|International Classification||C05G3/00, C05G5/00|
|Cooperative Classification||C05G3/007, C05G3/0064|
|European Classification||C05G3/00B10D, C05G3/00B10|
|Oct 7, 1997||AS||Assignment|
Owner name: LUBRIZOL CORPORATION, THE, OHIO
Free format text: ASSIGNMENT OF ASSIGNORS INTEREST;ASSIGNORS:JAHNKE, RICHARD W.;FORSBERG, JOHN W.;PEARSON, NILS O.;REEL/FRAME:008844/0520;SIGNING DATES FROM 19971001 TO 19971002
|Sep 4, 1998||AS||Assignment|
Owner name: LUBRIZOL CORPORATION, THE, OHIO

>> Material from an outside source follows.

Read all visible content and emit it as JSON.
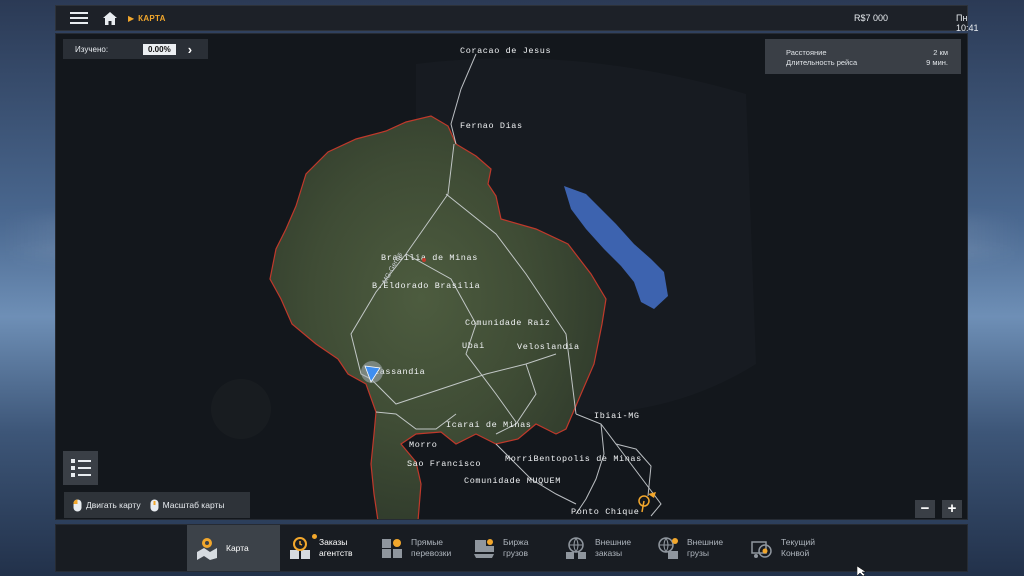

Free format text: ASSIGNMENT OF ASSIGNORS INTEREST;ASSIGNORS:JAHNKE, RICHARD W.;FORSBERG, JOHN W.;PEARSON, NILS O.;REEL/FRAME:009464/0522;SIGNING DATES FROM 19980819 TO 19980826
|Jun 14, 2002||FPAY||Fee payment|
Year of fee payment: 4
|Aug 2, 2006||REMI||Maintenance fee reminder mailed|
|Jan 12, 2007||LAPS||Lapse for failure to pay maintenance fees|
|Mar 13, 2007||FP||Expired due to failure to pay maintenance fee|
Effective date: 20070112